3. I learned that it is okay to compare myself to other dances sometimes because that helps me to push myself to do better, but it is more important to concentrate on yourself, the corrections and the music. I also learned to appear more confident when I dance. Whether you feel silly doing something contemporary or are frustrated with yourself on certain days, you have to look calm and relaxed at all times. When you have more confidence in yourself, your teachers will have more confidence in you.

Aliyah Majied, attending the Boston Ballet Summer Dance Program:
1) The most enjoyable thing about attending a SDP is getting the perspective from dancers and former dancers; the principal dancer at Boston Ballet, Lia Cirio, taught some of our technique and point classes and gave some really good pointers. I always seemed to get so distracted by the way she moved though!  She really inspired me as a dancer myself. 

2) The most difficult thing would have to be the number of classes and getting used to the different ways of moving.  This was most difficult for me because I'm not used to some of the technical styles. 

3) The main thing that I've learned would have to be placement and control. I've also learned that the arms and head are as important as the movement and it's not about just the step your doing, it's how you get to that step! 

Aimee Cover, attending the Harid Conservatory summer program:
1. The training you get. Just hearing corrections in a different way. It helps you understand everything more clearly.

2. Seeing the other people that are better than you and striving to be like them. Also learning different styles of ballet aka Balanchine and Vaganova, trying to apply everything you learn very quickly so the teachers will pay more attention to you and you will improve faster.

3. I have learned that it doesn't always matter how good your body is or how talented you may be. What makes a dancer is the want and need to be the best.

UPDATE: Aimee has been accepted to the Harid Conservatory of Ballet for year round study.  This is an extremely prestigious program, well done - BRAVO!

Kristin Smith, attending the Boston Ballet Summer Dance Program:
1. Being able to dance in the same studio as a professional company is very inspiring. Also being taught by new teachers that can either help me understand how to do something a little better and also offer new ways to improve my technique that I have never heard before. Meeting new friends and the over all experience of being in a new place is also super exciting.

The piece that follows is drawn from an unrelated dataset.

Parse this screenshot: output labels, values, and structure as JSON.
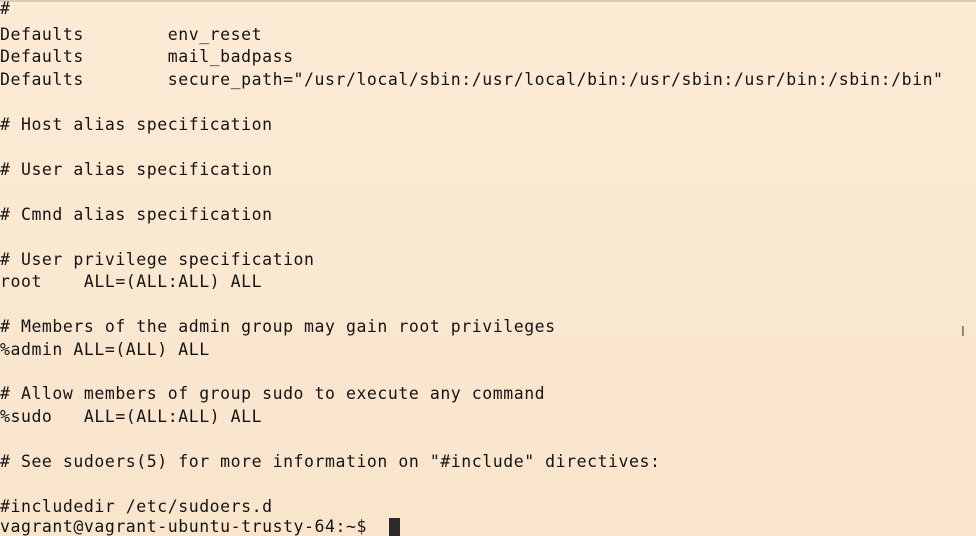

2. A difficult thing about sdp is that there is about 200 dancers that come from all over the world that are all so amazing and have so much talent, so you have to make yourself stand out against every other dancer.

3. I have learned that the most important thing is concentrating on yourself and trying to improve as much as you can out of the 5 weeks, and letting all of the corrections stick that teachers have given you throughout this short period of time that you have with them.

Ann Ho, attending the Tulsa Ballet Summer Dance Program:
1. Seeing a new city, making new friends and meeting new teachers and getting away for a while. It's interesting to be in a new place for weeks and see new things.

2. When other people are better dancers than you and you have to work twice as hard to stand out. Also, fixing all the wrongs that you have in ballet and remembering all of the corrections and applying them. Also, it's kind of hard to not miss home.

3. I've learned its important to just pay attention to yourself and do the best you can. Don't look around the room and see how others are doing and start comparing yourself to better dancers. You just need to work on your own things. And to do dance, you have to have the love for it in order to do it well.

Long Ho, attending the Tulsa Ballet Summer Dance Program:
1. Meeting new friends, new teachers, having some time on my own, learning new things.

2. Working on things that you want improve on because you are around a lot of other dancers who are very good.

3. I think my experience at Tulsa Ballet has shown that Ballet North has taught me very well in ballet over all.

Hopefully we will be able to add additional comments by the other Ballet North members who are also attending American Ballet Theater, Boston Ballet and Tulsa Ballet programs - we will include them in this discussion as soon as we get their comments!